One is Bill Gates who got his start (as Perry says, picking his words carefully) "after the 1975 recession," (my emphasis) although it is hard to identify any one thing that Gates might have done differently had he come of age in a healthier economy. One might just as plausibly say that he got started just in time to run into the firewall of Paul Volcker interest rates. Perry also mentions Gates' highly equivocal role as in "inventor"--more bluntly, the fact that he never "invented" anything, unless you count the means and technique of capturing and exploiting economic rents (this is too strong: in the very early days, he did write some code.

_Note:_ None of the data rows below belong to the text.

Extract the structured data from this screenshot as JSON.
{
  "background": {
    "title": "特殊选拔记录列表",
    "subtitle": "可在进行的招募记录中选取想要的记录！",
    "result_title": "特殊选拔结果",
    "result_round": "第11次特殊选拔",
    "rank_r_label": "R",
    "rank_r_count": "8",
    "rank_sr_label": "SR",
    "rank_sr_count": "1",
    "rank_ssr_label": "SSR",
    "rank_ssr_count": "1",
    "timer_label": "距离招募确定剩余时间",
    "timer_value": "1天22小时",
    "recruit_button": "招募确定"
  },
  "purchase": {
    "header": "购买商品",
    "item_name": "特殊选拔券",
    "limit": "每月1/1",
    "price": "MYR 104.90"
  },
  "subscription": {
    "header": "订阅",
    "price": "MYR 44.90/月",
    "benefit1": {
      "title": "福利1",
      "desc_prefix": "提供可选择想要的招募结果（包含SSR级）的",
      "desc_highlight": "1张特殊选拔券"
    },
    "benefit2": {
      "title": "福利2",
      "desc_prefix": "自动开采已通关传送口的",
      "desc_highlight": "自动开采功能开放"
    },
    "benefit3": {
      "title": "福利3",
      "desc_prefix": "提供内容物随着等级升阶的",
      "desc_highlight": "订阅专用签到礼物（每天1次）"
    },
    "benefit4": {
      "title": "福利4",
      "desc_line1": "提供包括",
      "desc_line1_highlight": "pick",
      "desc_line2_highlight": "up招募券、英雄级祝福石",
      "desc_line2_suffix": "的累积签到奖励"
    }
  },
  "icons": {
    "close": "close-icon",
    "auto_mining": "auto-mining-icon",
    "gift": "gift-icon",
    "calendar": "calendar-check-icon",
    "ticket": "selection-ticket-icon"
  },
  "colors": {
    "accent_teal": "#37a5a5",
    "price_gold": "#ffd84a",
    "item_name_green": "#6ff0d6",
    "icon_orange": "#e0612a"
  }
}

But his fortune relies almost entirely on stuff done by others--or by suppressing competition)
The other is the game of Monopoly which Perry says (with carefully crafted nuance) "was patented during the Great Depression."
Hm. In the narrowest sense of the term, that appears to be true; Monopoly was patented in the middle of the Depression. One could go further and say that the "inventor," Charles Darrow, had time to pursue his project because he was otherwise un- (or under-) employed. You could say that Darrow (unlike Gates) actually did some of the "creation" that went into the final product.
The trouble is, as even the most superficial observers now knows, Darrow was only the lucky latest in a long line of "creators," extending at least back to the turn of the century. Parker Brothers spent most of a generation warding (or paying) off competing claims.
So both Microsoft and Monopoly are stories about the capturing and enjoying economic rents. They have little or nothing to do with creativity in general. If that is what a recession facilitates, we can well do without.